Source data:
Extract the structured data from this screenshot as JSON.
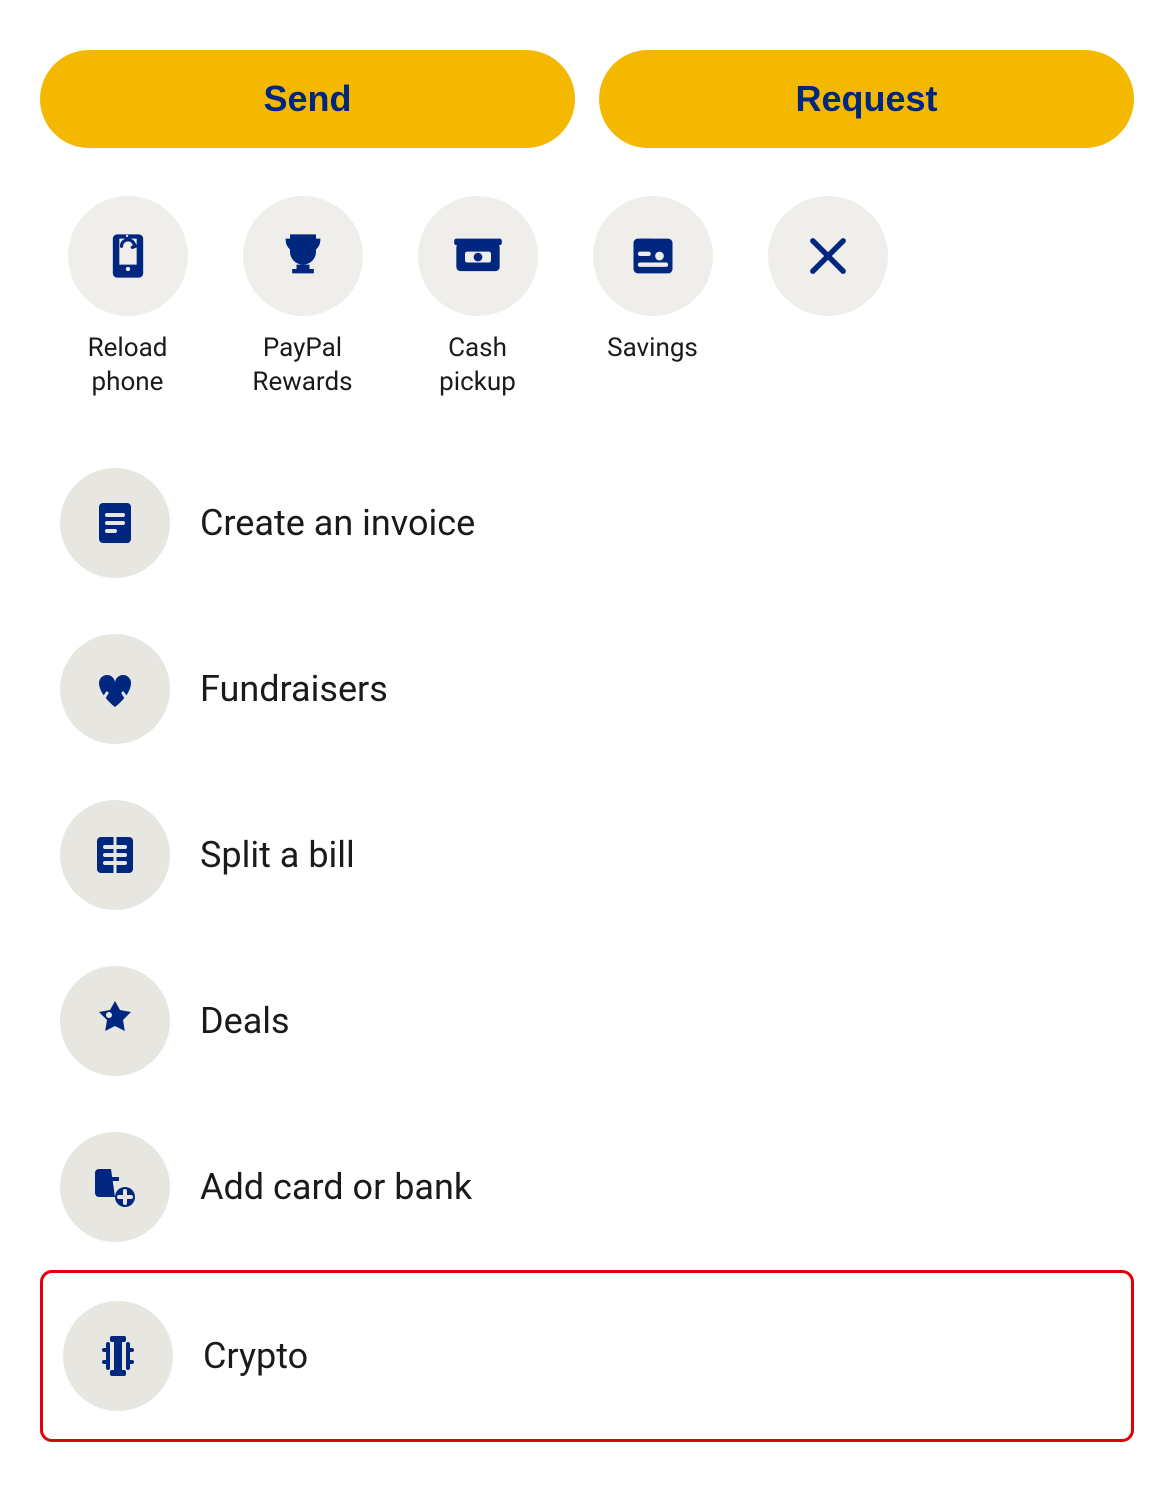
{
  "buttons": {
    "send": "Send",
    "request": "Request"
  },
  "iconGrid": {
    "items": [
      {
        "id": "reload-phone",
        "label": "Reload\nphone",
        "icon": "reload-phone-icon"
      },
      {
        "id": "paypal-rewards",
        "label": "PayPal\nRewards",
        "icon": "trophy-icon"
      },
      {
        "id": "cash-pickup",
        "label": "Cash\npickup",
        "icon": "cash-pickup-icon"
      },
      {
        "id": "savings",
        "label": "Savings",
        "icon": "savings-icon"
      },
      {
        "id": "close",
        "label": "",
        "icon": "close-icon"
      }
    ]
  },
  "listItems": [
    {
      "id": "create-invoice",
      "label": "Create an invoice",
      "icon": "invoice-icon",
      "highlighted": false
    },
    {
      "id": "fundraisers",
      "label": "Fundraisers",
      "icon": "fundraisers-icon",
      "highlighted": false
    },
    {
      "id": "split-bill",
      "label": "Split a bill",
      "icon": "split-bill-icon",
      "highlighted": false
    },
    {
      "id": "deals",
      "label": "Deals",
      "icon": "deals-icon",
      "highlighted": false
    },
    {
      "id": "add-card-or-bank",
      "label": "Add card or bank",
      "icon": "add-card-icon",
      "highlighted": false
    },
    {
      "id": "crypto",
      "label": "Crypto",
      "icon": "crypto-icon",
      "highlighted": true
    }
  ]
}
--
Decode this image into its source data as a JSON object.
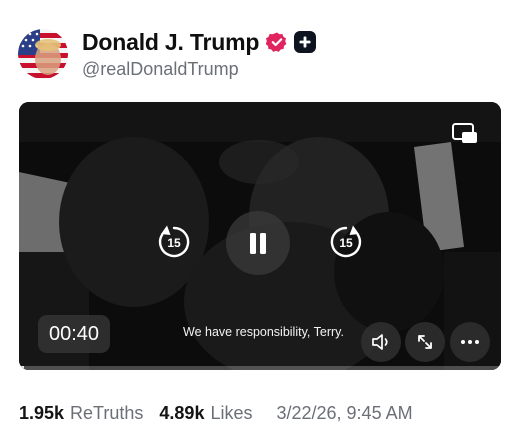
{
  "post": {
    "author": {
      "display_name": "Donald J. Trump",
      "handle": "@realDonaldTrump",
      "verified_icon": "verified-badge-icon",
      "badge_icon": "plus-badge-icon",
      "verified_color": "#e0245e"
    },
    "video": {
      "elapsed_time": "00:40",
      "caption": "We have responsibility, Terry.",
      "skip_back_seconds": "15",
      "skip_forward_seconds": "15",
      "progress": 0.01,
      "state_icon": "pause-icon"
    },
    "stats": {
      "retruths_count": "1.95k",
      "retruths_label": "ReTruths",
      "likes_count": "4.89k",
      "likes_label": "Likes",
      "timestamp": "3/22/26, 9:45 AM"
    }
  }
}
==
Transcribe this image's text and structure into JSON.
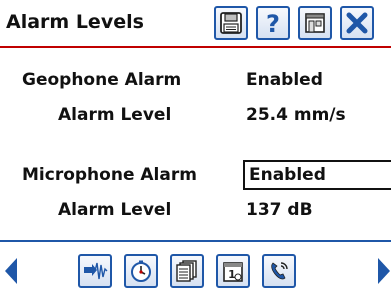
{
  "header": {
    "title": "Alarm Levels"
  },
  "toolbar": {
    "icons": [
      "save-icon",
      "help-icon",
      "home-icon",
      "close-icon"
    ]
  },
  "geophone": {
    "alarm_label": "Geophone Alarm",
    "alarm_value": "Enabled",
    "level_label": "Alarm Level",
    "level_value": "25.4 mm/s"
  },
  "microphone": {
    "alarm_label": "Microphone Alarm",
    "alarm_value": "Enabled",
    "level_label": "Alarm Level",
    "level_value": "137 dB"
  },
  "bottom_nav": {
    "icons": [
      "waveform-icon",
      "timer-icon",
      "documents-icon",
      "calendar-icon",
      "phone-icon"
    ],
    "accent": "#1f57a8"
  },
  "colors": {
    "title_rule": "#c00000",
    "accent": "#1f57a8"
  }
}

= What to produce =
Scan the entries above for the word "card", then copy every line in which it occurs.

= Task answer =
      "id": "add-card-or-bank",
      "label": "Add card or bank",
      "icon": "add-card-icon",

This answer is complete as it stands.